2048
4096
8192
16384
32768
65536
131072
262144
524288
1048576
2097152
3592136       # the 4 second timer caused this event
5106735
6616367
8126450
^C
Traceback (most recent call last):
  File "<stdin>", line 2, in <module>
  File "ls.py", line 44, in __call__
    if self.timesup or (self.target <= self.i):
KeyboardInterrupt
>>>

CONTROL

To closer pack the geometric sequence---set base to a float between 1 and 2.

For decade counting---set base to 10. I don't understand the fuss regardinging the usual number of fingers, hence the binary default.

For more frequent initial true tests---set target between 0 and 1

0 < target < 1

To test true less often initially---increase target.

To disable truth by time---choose 0 for seconds. The default is 5*60 seconds == 5 minutes.
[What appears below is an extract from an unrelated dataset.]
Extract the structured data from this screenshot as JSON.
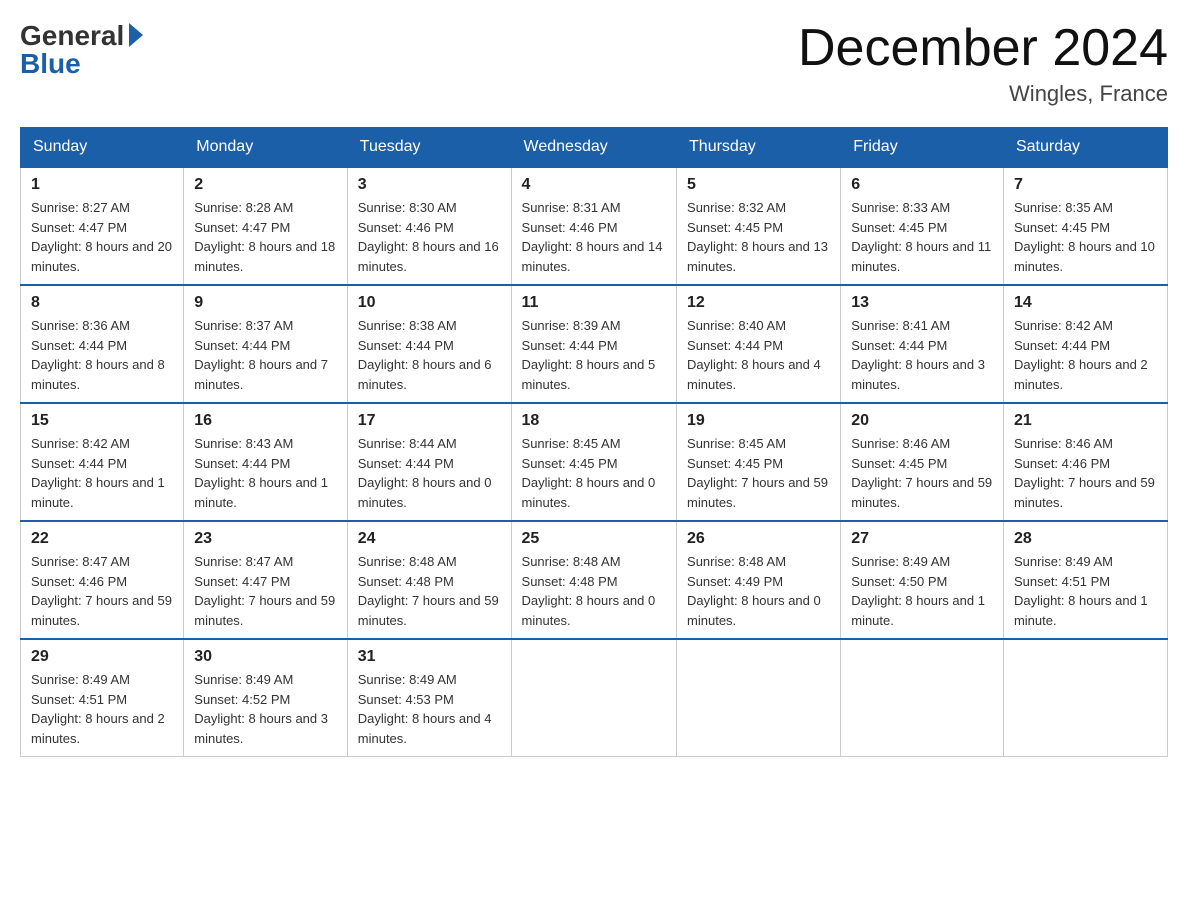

To disable truth by count---use a large value of target.

METHODS

Call the LoopStatus object to increment its count, set the object's truth, and manage internals. It returns its truth value.

LoopStatus defines __nonzero__ which does not alter the object's truth.

LSObject.Value returns the LSObject() call count.

sample:

from WriteNumber import WriteNumber
unfinished = True
status = LoopStatus.LoopStatus()

while unfinished:

    if status():                    # Call updates truth state
        info('measure %s.',WriteNumber(status.Value)) # progress

    unfinished = symphony(
        verbose = not not status)   # safely use boolean state

1 comment

David Lambert (author) 13 years, 1 month ago  # | flag

correct! The first example in the discussion should read

status.Value

where it says "s.Value".

base = 0 causes aways True.

the reset_timer method encourages changing the time interval.

I didn't find the "preview" option. These are the corrections I see. I'm sure you will find others. Happy programming!